Advanced High Strength Steels: New Requirements of the Automotive Industry 2010-36-0364

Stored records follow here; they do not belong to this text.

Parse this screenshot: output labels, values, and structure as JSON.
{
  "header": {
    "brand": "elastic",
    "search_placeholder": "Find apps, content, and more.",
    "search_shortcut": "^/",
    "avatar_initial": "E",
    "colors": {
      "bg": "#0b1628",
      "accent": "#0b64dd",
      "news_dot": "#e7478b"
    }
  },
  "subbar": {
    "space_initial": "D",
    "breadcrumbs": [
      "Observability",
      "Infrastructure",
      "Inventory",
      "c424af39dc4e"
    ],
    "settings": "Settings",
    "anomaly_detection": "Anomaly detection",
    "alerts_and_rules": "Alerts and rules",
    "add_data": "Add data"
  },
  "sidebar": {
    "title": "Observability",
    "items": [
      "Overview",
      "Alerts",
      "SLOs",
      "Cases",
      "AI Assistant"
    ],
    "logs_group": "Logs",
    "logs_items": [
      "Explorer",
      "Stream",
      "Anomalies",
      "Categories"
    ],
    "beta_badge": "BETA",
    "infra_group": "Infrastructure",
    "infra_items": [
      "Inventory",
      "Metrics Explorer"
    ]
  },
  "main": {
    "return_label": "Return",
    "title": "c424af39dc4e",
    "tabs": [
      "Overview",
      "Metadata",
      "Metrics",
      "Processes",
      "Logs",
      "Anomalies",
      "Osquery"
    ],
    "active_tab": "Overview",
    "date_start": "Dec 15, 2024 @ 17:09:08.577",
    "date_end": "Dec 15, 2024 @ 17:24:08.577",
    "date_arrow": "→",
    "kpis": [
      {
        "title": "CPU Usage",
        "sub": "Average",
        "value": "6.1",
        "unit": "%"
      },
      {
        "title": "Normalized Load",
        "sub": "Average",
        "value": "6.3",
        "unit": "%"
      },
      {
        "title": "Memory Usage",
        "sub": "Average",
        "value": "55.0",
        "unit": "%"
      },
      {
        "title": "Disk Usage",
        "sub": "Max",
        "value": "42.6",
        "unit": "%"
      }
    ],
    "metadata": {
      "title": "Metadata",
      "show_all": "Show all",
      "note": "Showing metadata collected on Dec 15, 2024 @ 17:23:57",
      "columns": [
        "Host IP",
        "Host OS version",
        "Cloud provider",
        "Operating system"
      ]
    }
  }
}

Research on the physical metallurgy of steels, whose top is dated more than a century, has not allowed a thorough understanding of the physics that controls the processes and the properties of conventional materials. Different allotropic forms of iron and in many ways and mechanisms of phase transformations, give the steel a huge versatility from a variety of microconstituents and properties that may be exploited industrially. However, the various requests and requirements identified by the industry, which at first arise as contradictory, such as the need for resistance and formability, has fueled the development of microstructural effects in complex materials that have come to provide a reconciliation of these required properties. The design of new materials is always associated with the new demands and challenges of the market for steel. From the correct formulation of alloying elements and defining an appropriate thermomechanical processing, it becomes possible to combine many possibilities of properties from the coexistence of different structural components. In this work, we will describe briefly three types of steels of this kind of versatility, among the several options that have emerged in the recent history of Steel: TRIP steels, Biphasic steels and TWIP steels.